Dataset rows describing interfaces
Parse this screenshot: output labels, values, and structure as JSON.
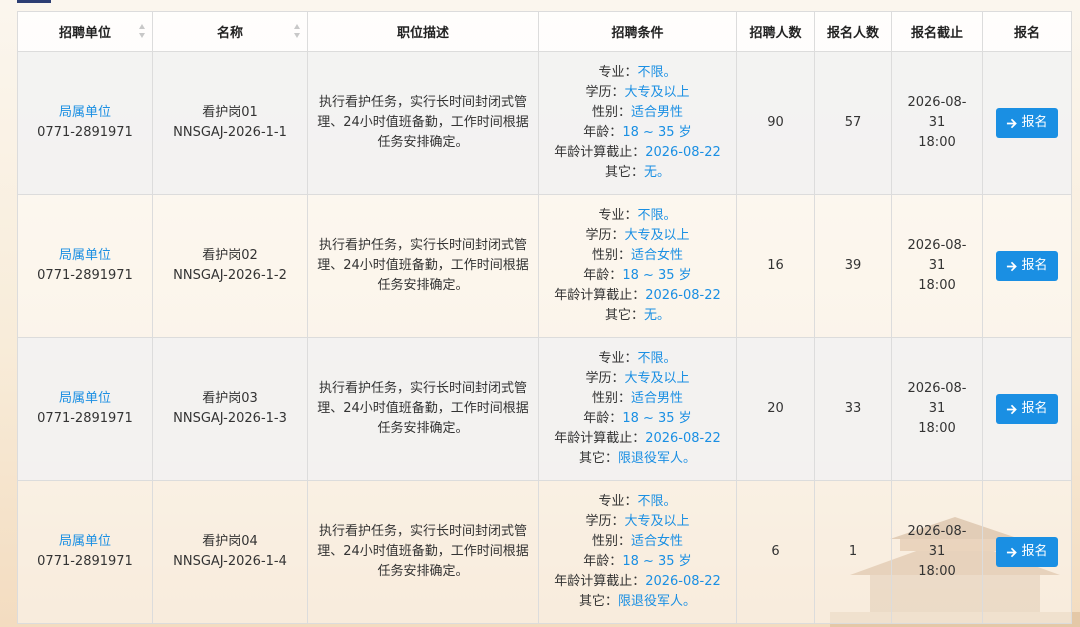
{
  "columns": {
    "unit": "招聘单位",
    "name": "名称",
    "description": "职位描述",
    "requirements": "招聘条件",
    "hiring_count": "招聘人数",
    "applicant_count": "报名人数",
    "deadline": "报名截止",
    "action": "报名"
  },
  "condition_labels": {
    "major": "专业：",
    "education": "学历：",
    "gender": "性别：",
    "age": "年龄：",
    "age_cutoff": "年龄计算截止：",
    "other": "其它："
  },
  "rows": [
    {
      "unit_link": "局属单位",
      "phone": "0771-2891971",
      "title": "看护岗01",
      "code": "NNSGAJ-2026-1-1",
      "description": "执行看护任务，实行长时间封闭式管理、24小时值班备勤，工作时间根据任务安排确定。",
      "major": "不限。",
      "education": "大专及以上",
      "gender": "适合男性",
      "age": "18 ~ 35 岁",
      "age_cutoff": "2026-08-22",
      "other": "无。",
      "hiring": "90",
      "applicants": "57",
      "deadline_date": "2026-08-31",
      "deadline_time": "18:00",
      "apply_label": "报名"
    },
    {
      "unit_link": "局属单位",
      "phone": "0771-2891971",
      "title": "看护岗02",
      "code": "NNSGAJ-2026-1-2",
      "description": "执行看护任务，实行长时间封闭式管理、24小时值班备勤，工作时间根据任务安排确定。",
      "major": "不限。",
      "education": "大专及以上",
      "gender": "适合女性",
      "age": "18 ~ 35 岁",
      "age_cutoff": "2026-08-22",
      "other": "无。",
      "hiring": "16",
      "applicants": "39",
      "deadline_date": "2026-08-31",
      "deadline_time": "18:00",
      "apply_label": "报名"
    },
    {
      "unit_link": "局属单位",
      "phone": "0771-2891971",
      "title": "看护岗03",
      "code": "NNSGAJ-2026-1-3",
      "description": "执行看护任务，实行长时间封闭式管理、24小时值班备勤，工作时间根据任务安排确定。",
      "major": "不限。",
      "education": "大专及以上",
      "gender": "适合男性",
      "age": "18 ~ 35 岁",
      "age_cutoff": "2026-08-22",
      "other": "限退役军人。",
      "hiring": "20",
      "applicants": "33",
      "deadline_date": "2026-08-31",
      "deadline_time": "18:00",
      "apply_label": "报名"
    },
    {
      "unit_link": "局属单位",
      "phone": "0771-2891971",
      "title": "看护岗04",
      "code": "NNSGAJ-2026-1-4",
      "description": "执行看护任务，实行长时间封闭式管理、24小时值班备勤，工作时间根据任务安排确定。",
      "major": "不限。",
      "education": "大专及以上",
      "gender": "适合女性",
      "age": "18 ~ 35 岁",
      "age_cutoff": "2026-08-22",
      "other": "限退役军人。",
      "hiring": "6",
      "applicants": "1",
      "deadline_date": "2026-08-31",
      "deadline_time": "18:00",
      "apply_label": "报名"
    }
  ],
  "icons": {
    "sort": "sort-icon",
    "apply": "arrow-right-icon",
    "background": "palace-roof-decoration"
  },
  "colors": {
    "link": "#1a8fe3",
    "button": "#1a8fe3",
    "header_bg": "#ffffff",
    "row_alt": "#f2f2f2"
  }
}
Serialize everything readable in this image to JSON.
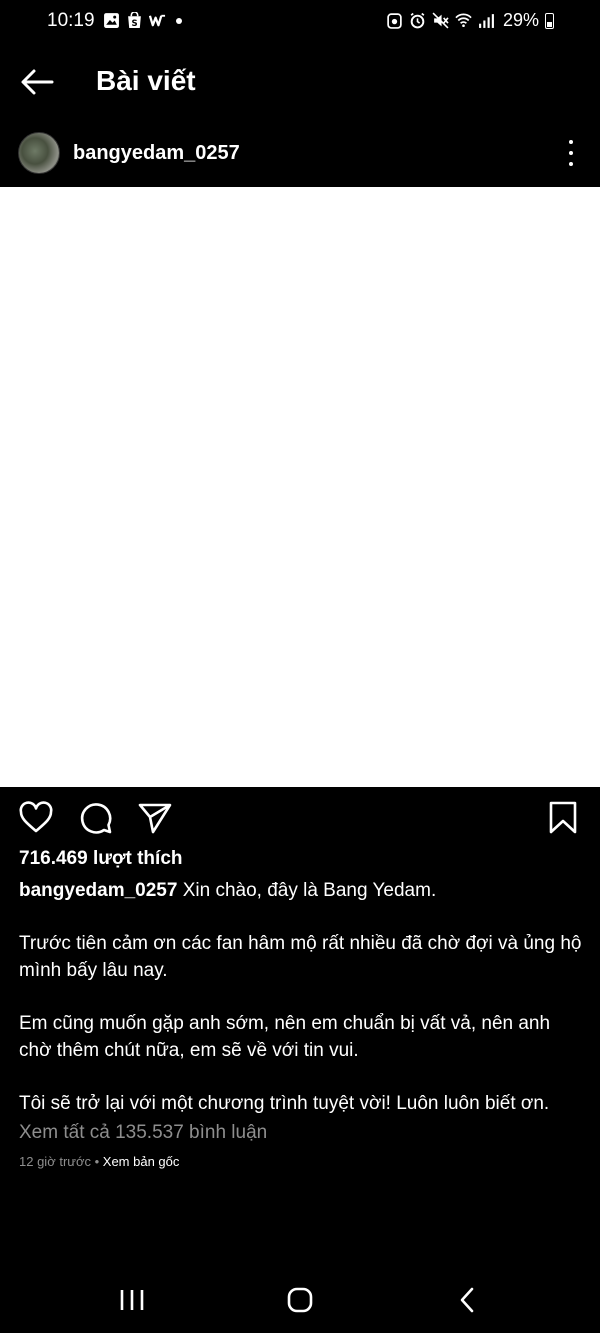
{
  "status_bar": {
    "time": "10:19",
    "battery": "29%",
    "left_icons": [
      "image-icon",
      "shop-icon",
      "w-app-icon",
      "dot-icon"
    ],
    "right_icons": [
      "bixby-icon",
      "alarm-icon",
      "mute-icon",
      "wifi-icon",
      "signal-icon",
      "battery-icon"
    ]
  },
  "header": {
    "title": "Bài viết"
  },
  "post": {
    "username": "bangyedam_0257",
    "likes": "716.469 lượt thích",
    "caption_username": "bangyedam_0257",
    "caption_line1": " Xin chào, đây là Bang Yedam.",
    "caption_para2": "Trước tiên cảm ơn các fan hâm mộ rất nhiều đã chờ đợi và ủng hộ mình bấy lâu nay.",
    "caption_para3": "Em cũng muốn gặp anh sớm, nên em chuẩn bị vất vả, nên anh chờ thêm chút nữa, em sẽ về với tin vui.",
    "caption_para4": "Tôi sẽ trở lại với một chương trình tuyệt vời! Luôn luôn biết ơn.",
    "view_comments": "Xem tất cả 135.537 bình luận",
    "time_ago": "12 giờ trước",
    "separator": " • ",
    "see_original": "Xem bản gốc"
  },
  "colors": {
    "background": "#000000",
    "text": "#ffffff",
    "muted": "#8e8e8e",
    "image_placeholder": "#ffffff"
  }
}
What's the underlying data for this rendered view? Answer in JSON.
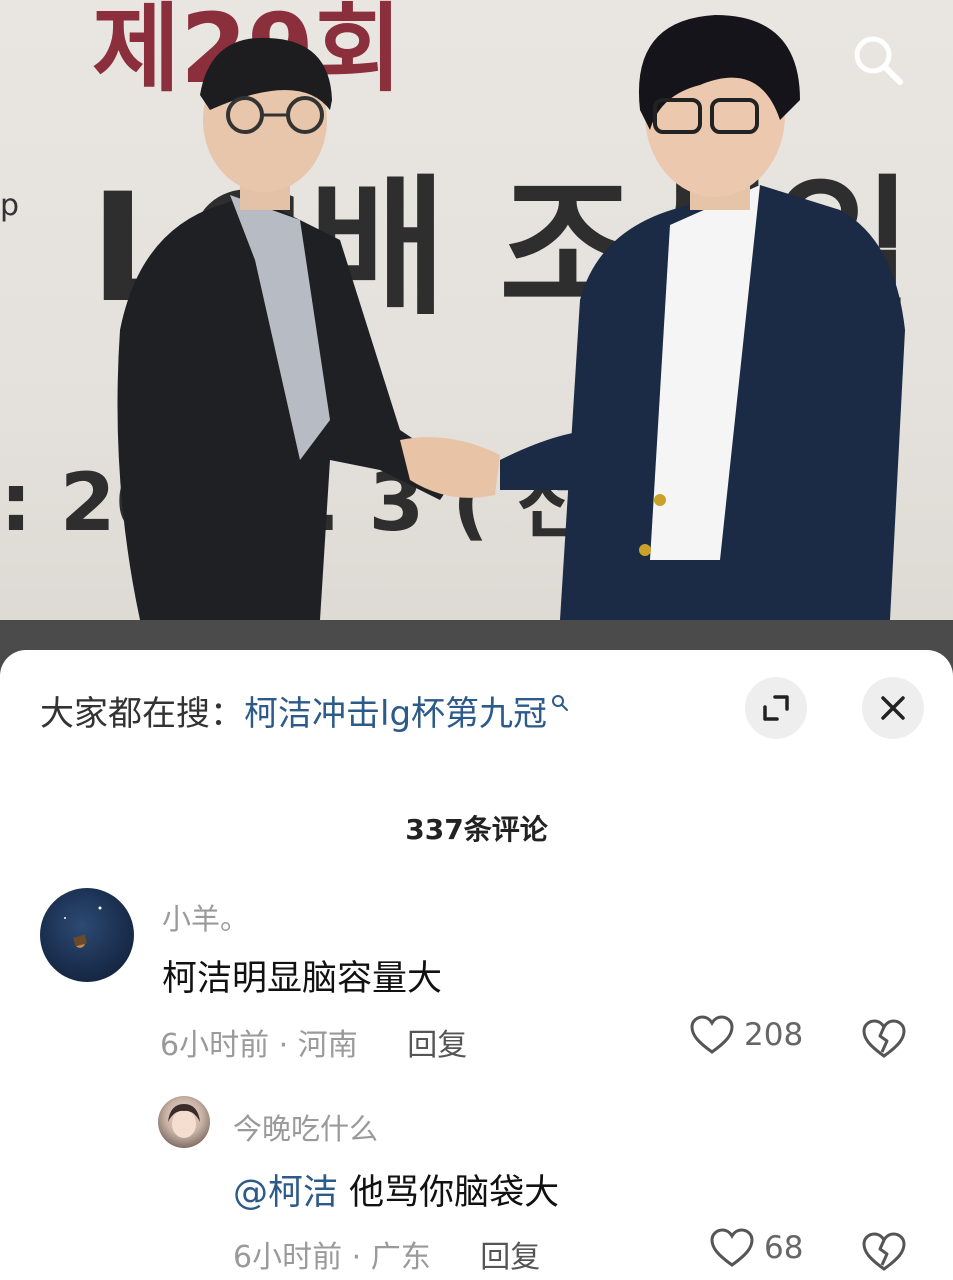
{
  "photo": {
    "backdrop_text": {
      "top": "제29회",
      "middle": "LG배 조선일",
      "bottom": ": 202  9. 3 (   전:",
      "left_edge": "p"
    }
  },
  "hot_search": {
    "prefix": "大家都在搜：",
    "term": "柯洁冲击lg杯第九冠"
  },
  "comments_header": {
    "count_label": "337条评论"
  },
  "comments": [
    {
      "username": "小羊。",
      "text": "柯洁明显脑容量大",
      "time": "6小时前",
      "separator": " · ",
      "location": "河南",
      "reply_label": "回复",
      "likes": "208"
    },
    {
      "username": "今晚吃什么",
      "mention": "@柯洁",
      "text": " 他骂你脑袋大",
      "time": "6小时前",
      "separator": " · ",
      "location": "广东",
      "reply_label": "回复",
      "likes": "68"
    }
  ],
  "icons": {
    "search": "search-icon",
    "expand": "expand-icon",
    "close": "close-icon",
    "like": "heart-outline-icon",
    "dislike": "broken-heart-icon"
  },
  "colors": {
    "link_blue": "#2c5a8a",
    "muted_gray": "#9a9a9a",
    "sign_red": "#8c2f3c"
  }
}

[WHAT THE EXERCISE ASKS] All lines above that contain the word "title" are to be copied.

[RESPONSE BELOW]
      "title": "看护岗01",
      "title": "看护岗02",
      "title": "看护岗03",
      "title": "看护岗04",
    "title": "Bài viết"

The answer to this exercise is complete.